Heineken, W&K Win Creative-Effectiveness Grand Prix at Cannes
Heineken's "Legendary Journey," from Wieden & Kennedy, Amsterdam, won the first Grand Prix of the Cannes Lions International Festival of Creativity in the category of creative effectiveness.
This three-year-old category is a little different than others at Cannes. In order to enter, the work first must be judged to be creatively excellent by winning a Lion the year prior. Then, entrants are required to submit a 40-page paper that includes the business metrics proving the campaign's effectiveness. Those papers and metrics are vetted by PriceWaterhouseCoopers before being submitted to the jury.
Controversy or clear winner? Ms. Lazarus said there was "great debate" about the Grand Prix and that "you could make a case for the excellence of all these Lions."
Other notable winners: Beyond the Grand Prix, there were only six Lions awarded in this category. The top four, in addition to Heineken, included Coca-Cola's "Share a Coke" from Ogilvy & Mather, Sydney; John Lewis's "From Crying to Buying" from Adam & Eve DDB, London, and Manning Gottlieb OMD, London; and American Express's "Small Business Gets an Official Day" from Digitas, New York, and CP&B.

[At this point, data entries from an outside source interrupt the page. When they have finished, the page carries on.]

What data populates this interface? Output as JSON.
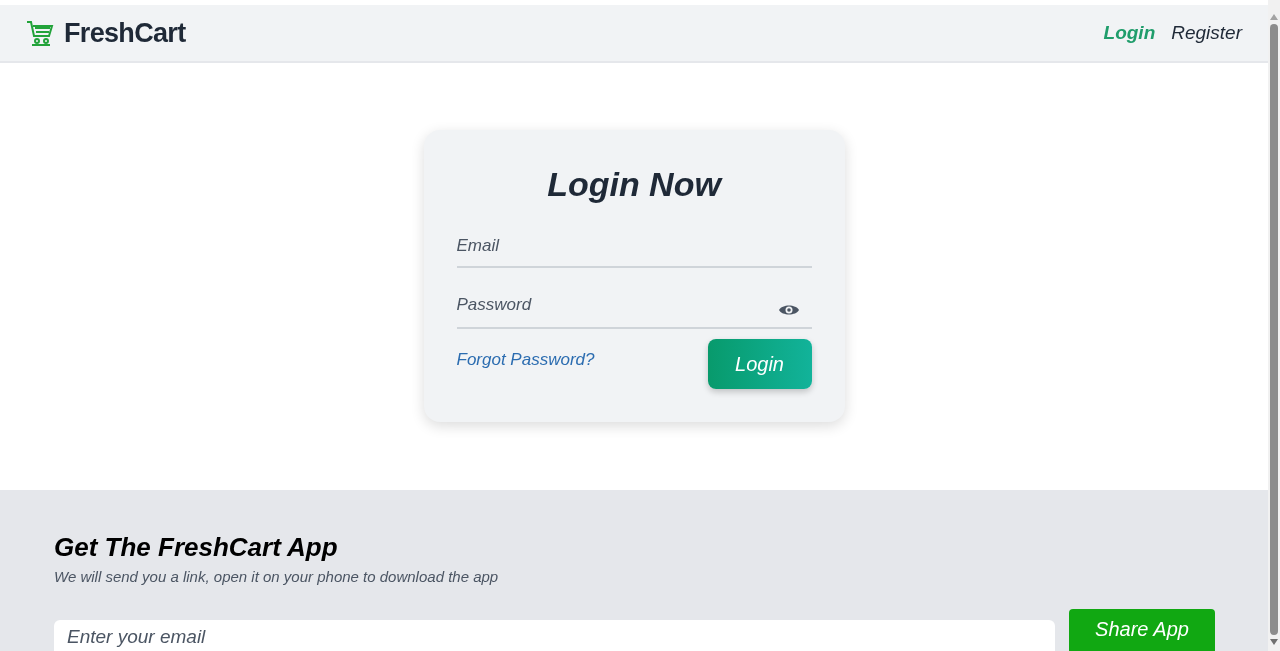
{
  "navbar": {
    "logo": "FreshCart",
    "links": [
      {
        "label": "Login",
        "selected": true
      },
      {
        "label": "Register",
        "selected": false
      }
    ]
  },
  "login_card": {
    "title": "Login Now",
    "fields": [
      {
        "kind": "email",
        "placeholder": "Email"
      },
      {
        "kind": "password",
        "placeholder": "Password"
      }
    ],
    "forgot_link": "Forgot Password?",
    "submit": "Login"
  },
  "app_section": {
    "title": "Get The FreshCart App",
    "subtitle": "We will send you a link, open it on your phone to download the app",
    "email_field": {
      "placeholder": "Enter your email"
    },
    "share_button": "Share App"
  }
}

Interesting trend: Save for the Grand Prix, which was created in the Netherlands, all the Lions came from Anglo-Saxon countries -- one from the U.S.; two from the U.K.; two from Australia; and one from New Zealand. Juror Russ Mitchinson, planning partner at DDB Australia, noted that those countries tend to have a strong effectiveness culture and a heritage of quality, and planning and strategic output is testament to that. He said in Australia and New Zealand, in particular, "sometimes the barriers to market are lower and there's more opportunity to create innovative ideas." He noted that clients may be willing to take a bit of a risk because the market is smaller. "If [a creative risk] doesn't work out in America or Europe, that could be a massive, massive business issue."
Advice for next year: In some cases, great work wasn't awarded because the quality of the papers submitted to support that work's effectiveness was so poor. Jurors pleaded to the industry to raise the quality of the paper writing. Said Mr. Mitchinson, "There were so many fantastic creative ideas that come through this round of effectiveness judging, and we could see the merits in many of these. And yet the quality of the paper writing was not sufficiently good to allow us to award some of these ideas … it was quite frustrating for the jury."
Go here to keep up with all the goings-on at Cannes.